There are few things dreaded more in life than the college application. Of course, in the end, applying to nursing school is worth it. You’re following your dreams to become a registered nurse, but the process itself can be daunting — so much so that hundreds of applications go unfinished every year. We also know that of the thousands of submitted nursing school applications in Utah, many common mistakes go unnoticed, meaning that plenty of qualified, passionate candidates don’t get into an RN program.
Of course, it doesn’t have to be this way! By knowing what to do, and by avoiding these common mistakes when you apply to nursing school, you’ll not only get your application in with time to spare, you’ll also ace it.
Some schools require a personal statement with a nursing school application, some, like Joyce, require an in-person interview in lieu of an essay, and some require both. Before the words “in-person interview” put you off, you should realize the benefits of this process! If you’re not the most skilled writer, an in-person nursing school interview will nicely supplement (or thankfully replace) a personal statement where every word and comma matters.
Also, interviews are a great way for you to see if the program fits your personality, lifestyle, and career trajectory. It’s not as scary as your first job interview, but it’s important to treat it with the same level of respect and preparation as you would if you were gaining employment from it. Because, in a sense, you will, someday!
Your first impression on nursing school administrators can make a lasting effect on your career, meaning you definitely want to nail it. Here are some basic etiquette rules you’ll want to master before the interview begins that can help you stand out from the rest. If you’ve ever had a job interview, some of these will look familiar. The same principles apply here, as well.
Related Resource: 5 Tips for Going Back to School Later in Life
If your nursing school application does not require a personal statement, your interview is the time to let your personality sparkle. It’s also time for the interviewer to get to know you, the skills you have, and what would make you a great nurse. During the interview at Joyce, we discuss the applicant’s personal and professional goals, objectives, and motivations for applying to our program. Because our nursing program in Draper is such a huge commitment, we make sure to talk about that, too. No two interviews will be the same, but there are a few universal ways to prepare yourself.
To top off a great interview, drop a handwritten thank-you note in mail or at the front desk, or send an email to your application consultant. It might seem old-fashioned, but the thank-you note goes a long way in showing gratitude for your interviewer’s time and effort in helping your achieve your goals.
Related Resource: 5 Things to Emphasize During Your First Nursing Job Interview
Along with an in-person interview and/or personal statement, you’ll need to take and pass a standardized entrance exam. These tests are meant to assess your math, science, and reading abilities. Like any other exam, not giving yourself enough time to study and plan ahead of time can hurt your chances of doing well.
First, identify which test you need to take. If this information isn’t available on the school’s website, ask the admissions office or consultant. When you know which test is applicable to you, invest in a practice booklet. Review the booklet and take any and all practice tests you can get your hands on.
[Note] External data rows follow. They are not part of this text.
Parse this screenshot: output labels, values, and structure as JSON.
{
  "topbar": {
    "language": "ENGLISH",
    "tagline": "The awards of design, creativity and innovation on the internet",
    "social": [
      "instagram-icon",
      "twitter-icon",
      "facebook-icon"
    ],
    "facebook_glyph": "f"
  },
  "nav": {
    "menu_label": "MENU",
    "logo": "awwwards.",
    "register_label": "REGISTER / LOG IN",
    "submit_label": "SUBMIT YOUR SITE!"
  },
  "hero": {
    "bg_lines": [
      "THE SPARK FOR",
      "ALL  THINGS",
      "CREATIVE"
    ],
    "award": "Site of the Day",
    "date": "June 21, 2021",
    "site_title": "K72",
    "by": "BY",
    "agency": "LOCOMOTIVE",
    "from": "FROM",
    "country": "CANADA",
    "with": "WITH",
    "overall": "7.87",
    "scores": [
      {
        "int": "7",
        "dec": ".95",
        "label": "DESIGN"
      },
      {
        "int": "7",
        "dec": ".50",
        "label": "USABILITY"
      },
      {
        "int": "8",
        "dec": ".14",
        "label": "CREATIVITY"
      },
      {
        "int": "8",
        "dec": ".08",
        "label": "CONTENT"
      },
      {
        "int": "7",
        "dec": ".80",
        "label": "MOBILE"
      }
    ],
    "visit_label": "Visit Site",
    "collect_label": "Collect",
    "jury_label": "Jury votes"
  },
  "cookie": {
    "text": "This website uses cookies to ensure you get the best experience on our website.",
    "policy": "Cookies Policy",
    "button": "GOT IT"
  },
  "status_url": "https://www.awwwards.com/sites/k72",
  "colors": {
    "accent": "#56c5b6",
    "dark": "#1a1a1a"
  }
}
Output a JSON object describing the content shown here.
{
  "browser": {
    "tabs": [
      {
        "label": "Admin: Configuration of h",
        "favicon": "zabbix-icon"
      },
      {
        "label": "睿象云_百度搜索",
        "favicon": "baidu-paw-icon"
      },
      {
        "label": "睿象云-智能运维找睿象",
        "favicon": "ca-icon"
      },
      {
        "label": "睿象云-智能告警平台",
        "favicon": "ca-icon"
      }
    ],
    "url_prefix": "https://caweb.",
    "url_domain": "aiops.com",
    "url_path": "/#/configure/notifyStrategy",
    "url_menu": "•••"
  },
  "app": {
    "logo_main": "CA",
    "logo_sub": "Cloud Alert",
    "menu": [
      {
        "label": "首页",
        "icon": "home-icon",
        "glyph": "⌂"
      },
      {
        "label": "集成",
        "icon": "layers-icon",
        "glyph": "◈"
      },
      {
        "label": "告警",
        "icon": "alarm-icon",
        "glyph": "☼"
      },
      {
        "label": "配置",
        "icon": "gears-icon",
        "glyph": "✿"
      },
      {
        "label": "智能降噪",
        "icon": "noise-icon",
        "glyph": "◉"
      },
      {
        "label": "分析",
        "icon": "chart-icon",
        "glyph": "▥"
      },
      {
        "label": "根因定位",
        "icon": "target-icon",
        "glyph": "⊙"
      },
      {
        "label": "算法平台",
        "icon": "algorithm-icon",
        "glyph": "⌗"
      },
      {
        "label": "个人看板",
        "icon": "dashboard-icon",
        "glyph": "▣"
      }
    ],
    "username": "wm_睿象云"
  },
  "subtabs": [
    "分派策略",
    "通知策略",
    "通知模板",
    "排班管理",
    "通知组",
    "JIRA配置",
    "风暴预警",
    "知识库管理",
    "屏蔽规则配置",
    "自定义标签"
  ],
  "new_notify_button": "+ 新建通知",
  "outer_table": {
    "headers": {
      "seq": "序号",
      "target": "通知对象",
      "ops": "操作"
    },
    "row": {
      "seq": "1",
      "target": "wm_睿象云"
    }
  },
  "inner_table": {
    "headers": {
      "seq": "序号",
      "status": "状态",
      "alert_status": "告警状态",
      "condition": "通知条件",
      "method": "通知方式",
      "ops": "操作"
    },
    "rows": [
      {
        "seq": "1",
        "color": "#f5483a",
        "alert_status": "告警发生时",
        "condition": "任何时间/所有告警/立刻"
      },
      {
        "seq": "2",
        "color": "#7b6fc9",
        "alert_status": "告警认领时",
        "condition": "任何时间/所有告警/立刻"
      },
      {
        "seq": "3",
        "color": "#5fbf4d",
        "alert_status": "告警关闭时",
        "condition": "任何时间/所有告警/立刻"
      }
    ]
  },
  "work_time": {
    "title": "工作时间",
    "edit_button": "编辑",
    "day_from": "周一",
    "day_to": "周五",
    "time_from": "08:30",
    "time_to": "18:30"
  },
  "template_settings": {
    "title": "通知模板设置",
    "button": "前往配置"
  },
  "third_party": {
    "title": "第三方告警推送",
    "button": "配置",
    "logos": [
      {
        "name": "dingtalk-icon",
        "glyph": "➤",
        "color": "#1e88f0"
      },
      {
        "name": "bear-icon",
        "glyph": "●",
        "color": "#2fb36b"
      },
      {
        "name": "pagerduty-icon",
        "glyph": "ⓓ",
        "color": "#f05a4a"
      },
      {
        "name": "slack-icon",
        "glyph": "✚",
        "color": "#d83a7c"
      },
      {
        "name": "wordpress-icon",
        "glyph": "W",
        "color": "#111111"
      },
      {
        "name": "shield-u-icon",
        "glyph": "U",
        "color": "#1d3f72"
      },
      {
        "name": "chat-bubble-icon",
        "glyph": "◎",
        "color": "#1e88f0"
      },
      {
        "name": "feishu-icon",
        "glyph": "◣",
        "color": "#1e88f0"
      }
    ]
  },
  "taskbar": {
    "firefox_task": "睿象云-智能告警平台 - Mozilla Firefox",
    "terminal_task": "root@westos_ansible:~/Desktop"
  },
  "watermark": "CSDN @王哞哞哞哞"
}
Taking practices tests will give you a good idea of where you stand and what subjects you need to focus on. After you determine which subject needs a little work: study, study, study! Each person’s study style is different. Some do fine at home, but others need a neutral space with little to no distractions, like the library. Find the spot that’s right for you, and dig in. Work on your weakest subject by doing at least 20 practice problems from your test booklet. For the questions you get wrong, review the answers, and make yourself some flashcards. Quiz yourself on the questions you get stuck on until you know the answers inside and out. If you need a personal tutor or want to take a prep course, contact the admissions office at your school and see if they have any recommendations.
The week before your exam, make sure you are getting plenty of rest, especially the night before. On the day of, eat a nutritious breakfast and leave all your stress at the door — you’ve done all your prep work, and it’s time to put all your knowledge to the test.
Related Resource: The Best Advice for Applying to Nursing School Again
Waiting until the last minute to turn in your application materials is a recipe for disaster. Because there are many steps you need to take in order to complete the entire process, procrastinating on your nursing school application can cause undue stress and anxiety, mistakes can easily go unnoticed, or, in the worst case scenario, your application will be incomplete.
As soon as you know which nursing school is right for you, review its application requirements, deadlines, and start dates. Start the process as soon as possible. If you’re waiting on a diploma, follow up with your high school or any other institution to make sure they sent it to you or the school you’re applying to. If required, do the same with letters of recommendation. (Note: Remember to be courteous. The people recommending you are doing you a favor!) Schedule all exams well ahead of time, so you have ample time to study and get your test scores in before the deadline. Write a few drafts of your personal statement (if applicable) and have it edited by trusted friends or family members. Be prepared for your in-person interview.
After you’ve compiled all your materials and sent them off, follow up with the admissions office a few weeks after the deadline. (Note: In some cases, it might take the office a while to file everything, so don’t be distressed if this is the case.)
After you receive confirmation that your materials are in, sit back and relax: It might be the last time you can before the madness of nursing school begins!